But. Any kind of blanket law saying "this is legal, that is not legal" wouldn't work. It would be open to too much abuse. Which is why, although today's clarification seems at first glance to just be a fudge, I quite like the way they've done it.

Partly because there are so many different situations, so many factors, so many shades of grey. There needs to still be case-by-case consideration.

But mostly because it forces people to take the risk of prosecution, and therefore forces them to think really, really carefully about whether it is a risk worth taking.

You see, it's a big and serious undertaking, to help somebody to end their life - or indeed to ask for that help. It should never be a quick decision. It should not be taken lightly.

If, as an incurably ill and suicidal person, you know that there is a risk that your loved ones may be prosecuted for helping you, you'll think long and hard before ever bringing it up. If, as a loved one, you know there's a risk you may be prosecuted, you'll think long and hard before agreeing to take that risk. If, despite the risk, you both go ahead anyway, then it demonstrates how important you think the issue is.

If the suicidal person and their helper look at today's guidelines and, for example, rewrite the Will to ensure that the assistant does not stand to financially gain from the death (and remember that in many cases the assistant is the next of kin and most likely to gain, that's a big something to give up) then that also helps to demonstrate that they have both seriously considered the issue, the outcome, and what is most important.

I think forcing this kind of consideration helps.

I still don't like the idea and I still don't think it's one I'd go for myself, but the way they've gone about the clarification makes a sort of sense to me.


Mandy said...

I disagree Mary, I don't think forcing this type of consideration helps. For instance, I want my next of kin to benefit financially on my death.

So with these new guidelines I'm put into a situation where I have to either, take energy which I probably wouldn't have to transfer all assets into my next of kins hands Before dying, so they wouldn't benefit on my death. The lawyers would win financially on that aspect Or simply suffer rather than risk my husband or sons being prosecuted because they would inherit.

I want my children/husband to benefit, I don't want to write a new will donating a life times work/savings to a charity simply because I'm in too much pain to endure talking to lawyers to see how I can still make sure my beloved sons are as safe as I can make them in the world.

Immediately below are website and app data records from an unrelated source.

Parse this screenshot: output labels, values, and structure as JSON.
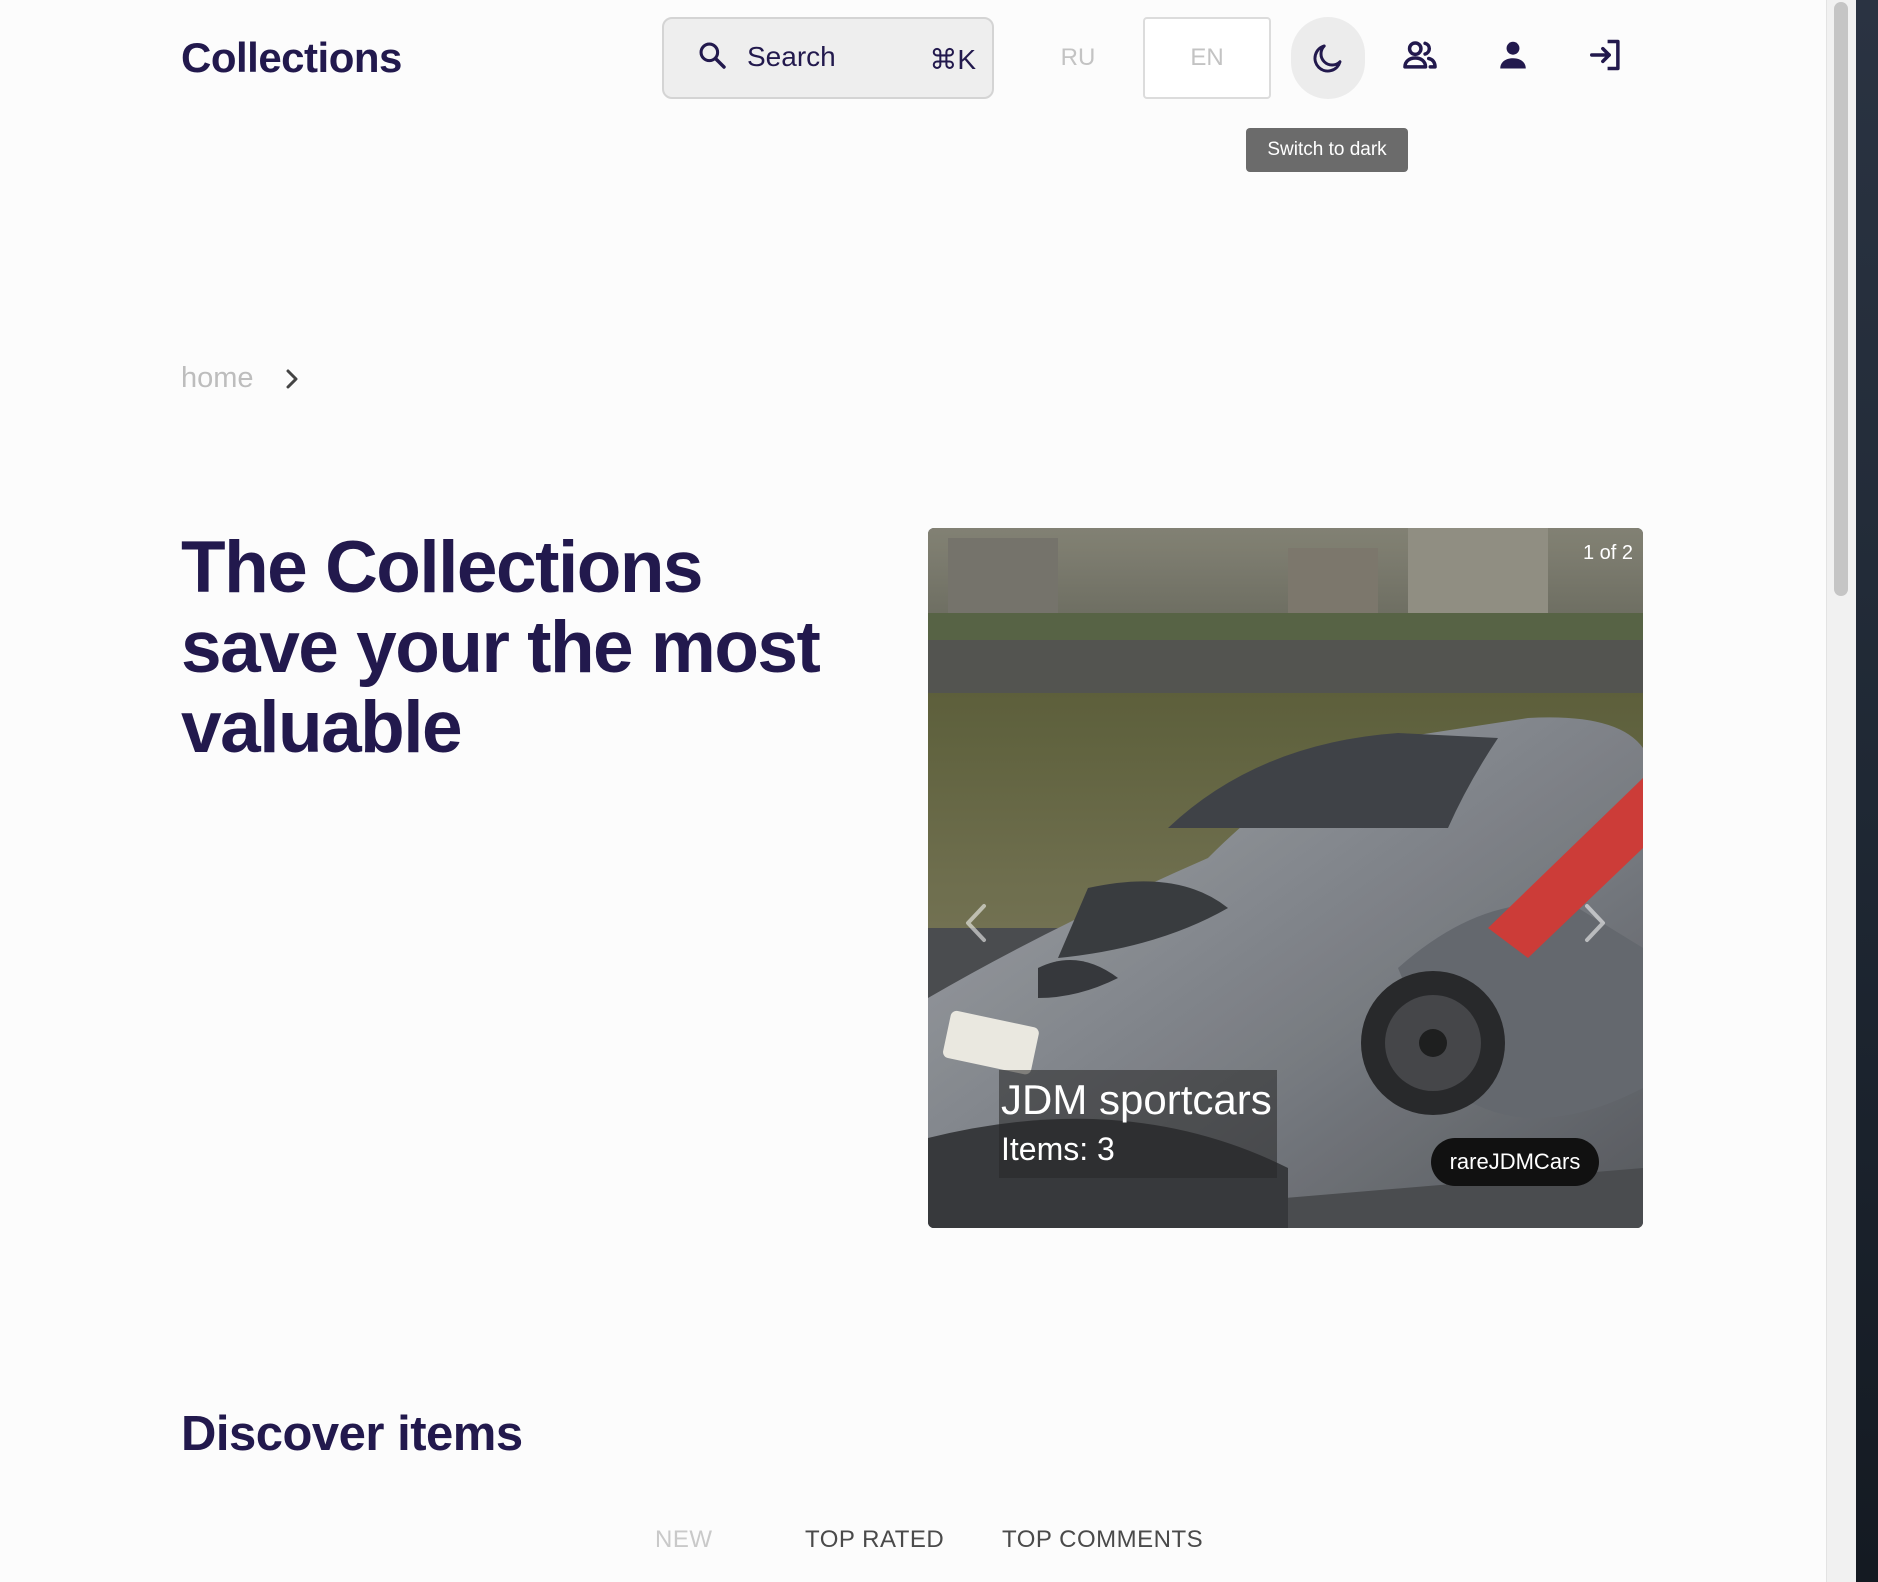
{
  "header": {
    "logo": "Collections",
    "search": {
      "label": "Search",
      "shortcut": "⌘K"
    },
    "languages": {
      "ru": "RU",
      "en": "EN",
      "selected": "EN"
    },
    "theme_tooltip": "Switch to dark",
    "icons": [
      "moon-icon",
      "users-icon",
      "user-icon",
      "login-icon"
    ]
  },
  "breadcrumb": {
    "home": "home"
  },
  "hero": {
    "title": "The Collections save your the most valuable"
  },
  "carousel": {
    "counter": "1 of 2",
    "slide": {
      "title": "JDM sportcars",
      "items": "Items: 3",
      "tag": "rareJDMCars"
    }
  },
  "discover": {
    "title": "Discover items",
    "tabs": {
      "new": "NEW",
      "top_rated": "TOP RATED",
      "top_comments": "TOP COMMENTS"
    },
    "active_tab": "NEW"
  },
  "colors": {
    "brand": "#22194d",
    "background": "#fcfcfc",
    "tooltip": "#6b6b6b"
  }
}
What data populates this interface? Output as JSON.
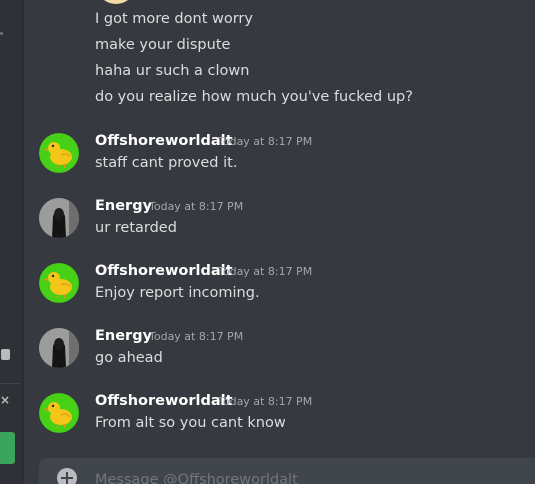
{
  "continuation_lines": [
    "I got more dont worry",
    "make your dispute",
    "haha ur such a clown",
    "do you realize how much you've fucked up?"
  ],
  "messages": [
    {
      "author": "Offshoreworldalt",
      "time": "Today at 8:17 PM",
      "content": "staff cant proved it.",
      "avatar": "chick-icon"
    },
    {
      "author": "Energy",
      "time": "Today at 8:17 PM",
      "content": "ur retarded",
      "avatar": "dark-figure-avatar"
    },
    {
      "author": "Offshoreworldalt",
      "time": "Today at 8:17 PM",
      "content": "Enjoy report incoming.",
      "avatar": "chick-icon"
    },
    {
      "author": "Energy",
      "time": "Today at 8:17 PM",
      "content": "go ahead",
      "avatar": "dark-figure-avatar"
    },
    {
      "author": "Offshoreworldalt",
      "time": "Today at 8:17 PM",
      "content": "From alt so you cant know",
      "avatar": "chick-icon"
    }
  ],
  "composer": {
    "placeholder": "Message @Offshoreworldalt"
  },
  "colors": {
    "background": "#36393f",
    "author": "#ffffff",
    "text": "#dcddde",
    "timestamp": "#a3a6aa",
    "chick_avatar_bg": "#46d016",
    "sidebar_button": "#3ba55d"
  }
}
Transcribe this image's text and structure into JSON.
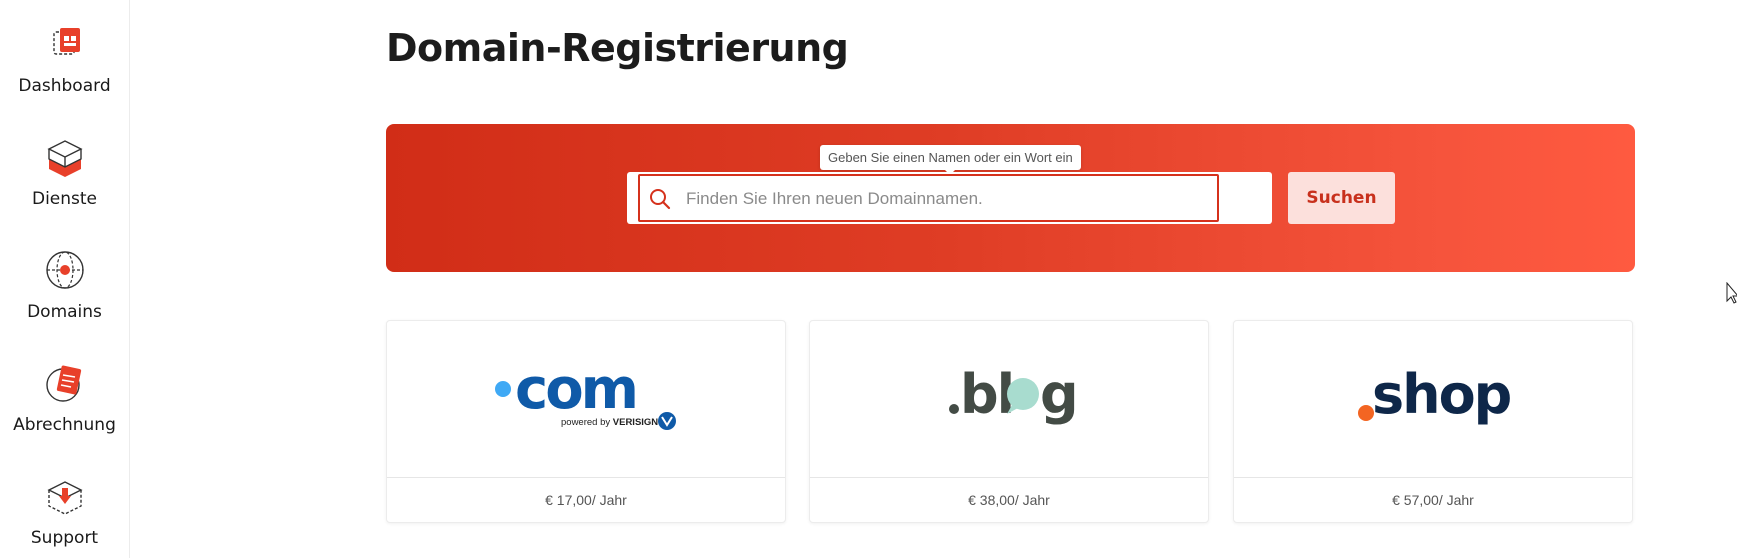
{
  "sidebar": {
    "items": [
      {
        "label": "Dashboard",
        "icon": "dashboard-icon"
      },
      {
        "label": "Dienste",
        "icon": "services-icon"
      },
      {
        "label": "Domains",
        "icon": "domains-icon"
      },
      {
        "label": "Abrechnung",
        "icon": "billing-icon"
      },
      {
        "label": "Support",
        "icon": "support-icon"
      }
    ]
  },
  "main": {
    "title": "Domain-Registrierung",
    "search": {
      "tooltip": "Geben Sie einen Namen oder ein Wort ein",
      "placeholder": "Finden Sie Ihren neuen Domainnamen.",
      "value": "",
      "button_label": "Suchen"
    },
    "tlds": [
      {
        "name": ".com",
        "brand_text": "powered by VERISIGN",
        "price": "€ 17,00/ Jahr"
      },
      {
        "name": ".blog",
        "price": "€ 38,00/ Jahr"
      },
      {
        "name": ".shop",
        "price": "€ 57,00/ Jahr"
      }
    ]
  },
  "colors": {
    "accent": "#d5311c",
    "hero_start": "#d12d17",
    "hero_end": "#ff5a40",
    "button_bg": "#fce0dc",
    "com_blue": "#0f5aa8",
    "com_dot": "#3fa9f5",
    "blog_gray": "#434b45",
    "blog_mint": "#a8dccf",
    "shop_navy": "#0e2749",
    "shop_orange": "#f36522"
  }
}
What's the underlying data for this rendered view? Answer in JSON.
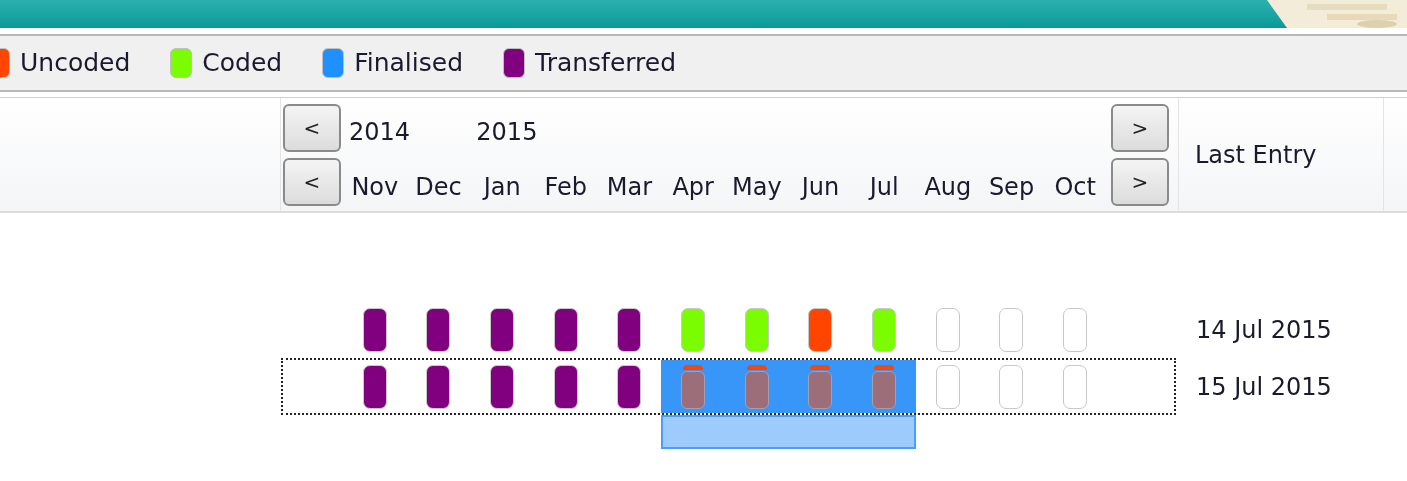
{
  "legend": [
    {
      "label": "Uncoded",
      "color": "#ff4500"
    },
    {
      "label": "Coded",
      "color": "#7cfc00"
    },
    {
      "label": "Finalised",
      "color": "#1e90ff"
    },
    {
      "label": "Transferred",
      "color": "#800080"
    }
  ],
  "timeline": {
    "prev_year_button": "<",
    "next_year_button": ">",
    "prev_month_button": "<",
    "next_month_button": ">",
    "years": [
      {
        "label": "2014",
        "months": [
          "Nov",
          "Dec"
        ]
      },
      {
        "label": "2015",
        "months": [
          "Jan",
          "Feb",
          "Mar",
          "Apr",
          "May",
          "Jun",
          "Jul",
          "Aug",
          "Sep",
          "Oct"
        ]
      }
    ],
    "last_entry_header": "Last Entry"
  },
  "rows": [
    {
      "focused": false,
      "last_entry": "14 Jul 2015",
      "cells": [
        {
          "color": "#800080",
          "selected": false
        },
        {
          "color": "#800080",
          "selected": false
        },
        {
          "color": "#800080",
          "selected": false
        },
        {
          "color": "#800080",
          "selected": false
        },
        {
          "color": "#800080",
          "selected": false
        },
        {
          "color": "#7cfc00",
          "selected": false
        },
        {
          "color": "#7cfc00",
          "selected": false
        },
        {
          "color": "#ff4500",
          "selected": false
        },
        {
          "color": "#7cfc00",
          "selected": false
        },
        {
          "color": "#ffffff",
          "selected": false
        },
        {
          "color": "#ffffff",
          "selected": false
        },
        {
          "color": "#ffffff",
          "selected": false
        }
      ]
    },
    {
      "focused": true,
      "last_entry": "15 Jul 2015",
      "cells": [
        {
          "color": "#800080",
          "selected": false
        },
        {
          "color": "#800080",
          "selected": false
        },
        {
          "color": "#800080",
          "selected": false
        },
        {
          "color": "#800080",
          "selected": false
        },
        {
          "color": "#800080",
          "selected": false
        },
        {
          "color": "#ff4500",
          "selected": true
        },
        {
          "color": "#ff4500",
          "selected": true
        },
        {
          "color": "#ff4500",
          "selected": true
        },
        {
          "color": "#ff4500",
          "selected": true
        },
        {
          "color": "#ffffff",
          "selected": false
        },
        {
          "color": "#ffffff",
          "selected": false
        },
        {
          "color": "#ffffff",
          "selected": false
        }
      ]
    }
  ]
}
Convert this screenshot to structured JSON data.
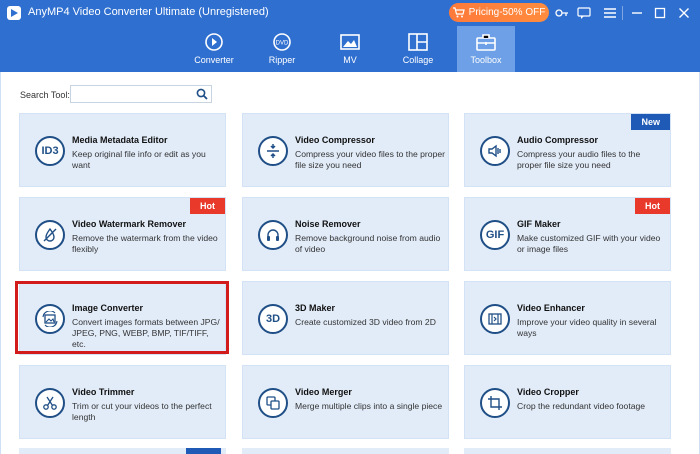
{
  "app": {
    "title": "AnyMP4 Video Converter Ultimate (Unregistered)",
    "pricing_label": "Pricing-50% OFF"
  },
  "nav": {
    "tabs": [
      {
        "label": "Converter",
        "icon": "converter-icon"
      },
      {
        "label": "Ripper",
        "icon": "ripper-icon"
      },
      {
        "label": "MV",
        "icon": "mv-icon"
      },
      {
        "label": "Collage",
        "icon": "collage-icon"
      },
      {
        "label": "Toolbox",
        "icon": "toolbox-icon",
        "active": true
      }
    ]
  },
  "search": {
    "label": "Search Tool:",
    "value": ""
  },
  "tools": [
    {
      "title": "Media Metadata Editor",
      "desc": "Keep original file info or edit as you want",
      "icon_text": "ID3",
      "badge": ""
    },
    {
      "title": "Video Compressor",
      "desc": "Compress your video files to the proper file size you need",
      "icon_text": "",
      "badge": ""
    },
    {
      "title": "Audio Compressor",
      "desc": "Compress your audio files to the proper file size you need",
      "icon_text": "",
      "badge": "New"
    },
    {
      "title": "Video Watermark Remover",
      "desc": "Remove the watermark from the video flexibly",
      "icon_text": "",
      "badge": "Hot"
    },
    {
      "title": "Noise Remover",
      "desc": "Remove background noise from audio of video",
      "icon_text": "",
      "badge": ""
    },
    {
      "title": "GIF Maker",
      "desc": "Make customized GIF with your video or image files",
      "icon_text": "GIF",
      "badge": "Hot"
    },
    {
      "title": "Image Converter",
      "desc": "Convert images formats between JPG/ JPEG, PNG, WEBP, BMP, TIF/TIFF, etc.",
      "icon_text": "",
      "badge": ""
    },
    {
      "title": "3D Maker",
      "desc": "Create customized 3D video from 2D",
      "icon_text": "3D",
      "badge": ""
    },
    {
      "title": "Video Enhancer",
      "desc": "Improve your video quality in several ways",
      "icon_text": "",
      "badge": ""
    },
    {
      "title": "Video Trimmer",
      "desc": "Trim or cut your videos to the perfect length",
      "icon_text": "",
      "badge": ""
    },
    {
      "title": "Video Merger",
      "desc": "Merge multiple clips into a single piece",
      "icon_text": "",
      "badge": ""
    },
    {
      "title": "Video Cropper",
      "desc": "Crop the redundant video footage",
      "icon_text": "",
      "badge": ""
    }
  ],
  "colors": {
    "accent": "#2f6fd0",
    "card_bg": "#e2ecf9",
    "highlight": "#d21c1c",
    "hot": "#e8392b",
    "new": "#1f5bb6"
  }
}
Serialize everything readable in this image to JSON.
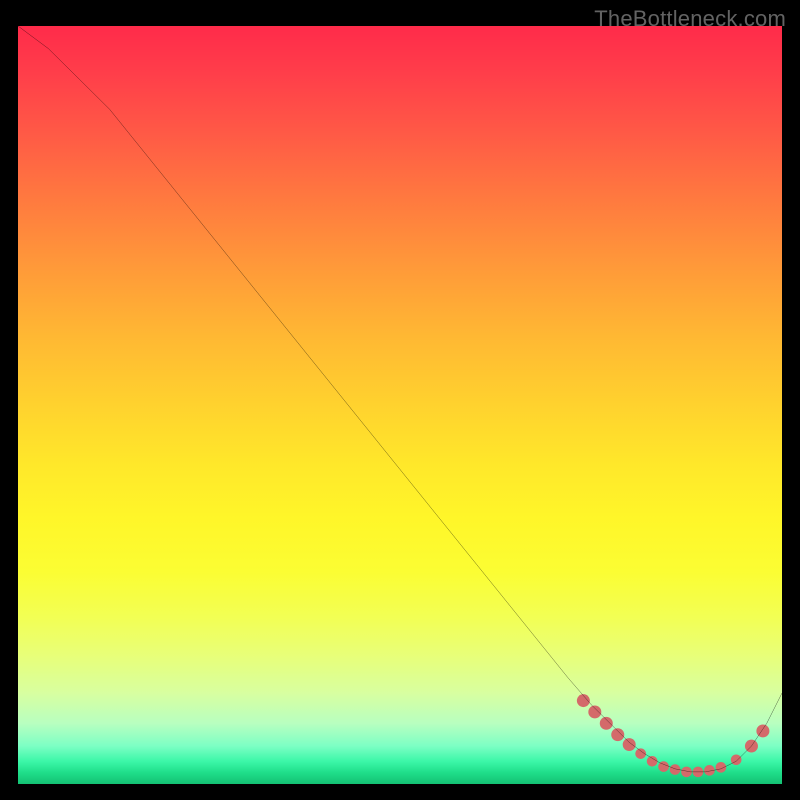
{
  "watermark": "TheBottleneck.com",
  "chart_data": {
    "type": "line",
    "title": "",
    "xlabel": "",
    "ylabel": "",
    "xlim": [
      0,
      100
    ],
    "ylim": [
      0,
      100
    ],
    "grid": false,
    "legend": false,
    "gradient_stops": [
      {
        "pos": 0,
        "color": "#ff2b4a"
      },
      {
        "pos": 50,
        "color": "#ffd22e"
      },
      {
        "pos": 78,
        "color": "#f2ff54"
      },
      {
        "pos": 100,
        "color": "#14c173"
      }
    ],
    "series": [
      {
        "name": "bottleneck-curve",
        "color": "#000000",
        "x": [
          0,
          4,
          8,
          12,
          20,
          30,
          40,
          50,
          60,
          68,
          72,
          75,
          78,
          80,
          82,
          84,
          86,
          88,
          90,
          92,
          94,
          96,
          98,
          100
        ],
        "y": [
          100,
          97,
          93,
          89,
          79,
          66.5,
          54,
          41.5,
          29,
          19,
          14,
          10.5,
          7.5,
          5.5,
          4,
          2.8,
          2,
          1.6,
          1.6,
          2,
          3,
          5,
          8,
          12
        ]
      }
    ],
    "markers": {
      "name": "highlight-band",
      "color": "#d46a6a",
      "points": [
        {
          "x": 74,
          "y": 11
        },
        {
          "x": 75.5,
          "y": 9.5
        },
        {
          "x": 77,
          "y": 8
        },
        {
          "x": 78.5,
          "y": 6.5
        },
        {
          "x": 80,
          "y": 5.2
        },
        {
          "x": 81.5,
          "y": 4
        },
        {
          "x": 83,
          "y": 3
        },
        {
          "x": 84.5,
          "y": 2.3
        },
        {
          "x": 86,
          "y": 1.9
        },
        {
          "x": 87.5,
          "y": 1.6
        },
        {
          "x": 89,
          "y": 1.6
        },
        {
          "x": 90.5,
          "y": 1.8
        },
        {
          "x": 92,
          "y": 2.2
        },
        {
          "x": 94,
          "y": 3.2
        },
        {
          "x": 96,
          "y": 5
        },
        {
          "x": 97.5,
          "y": 7
        }
      ]
    }
  }
}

So, being a Mum, I would suffer a long and agonising death rather than leave my sons penniless in the world.

Mary said...

But that's exactly what I mean! You say you wouldn't do it because the price would be too high. That's fine. Others may decide that it's a price worth paying. That's also fine. Others may decide that their offspring inherit everything, but will not be involved in the suicide attempt, and that's fine too.

Most will probably find that unless they've transferred their assets to their next-of-kin Before dying, all that there ever was to inherit has been soaked up in care fees anyway and that it's effectively a non-issue. One can only hope that they have raised their offspring to be grown-up and independent enough to survive in the world, rather than being reliant on inheriting.

My point was that it *should* be a tough choice. The toughest.

Mandy said...

Or as you said earlier, I end up 'doing it myself' and end up in a worse situation than I was before.

Yes, that would be my choice, one forced upon me to safeguard my family who I hold most dear.

You can't just witter on about care home fee's and raising offspring to be able to survive in the world as an argument, my argument is that my wish is for my children/husband to benefit. Should my husband be prosecuted because at my instruction he has helped me to end my terminally ill and very painful life (hypothetically)? A husband that has been a loyal companion for 20/30/40/50/60 years, should these people live in fear that this will/can happen?

Mary said...

I can "just witter on" about whatever I wish, thank you. As it says at the top of the page, this is my blog.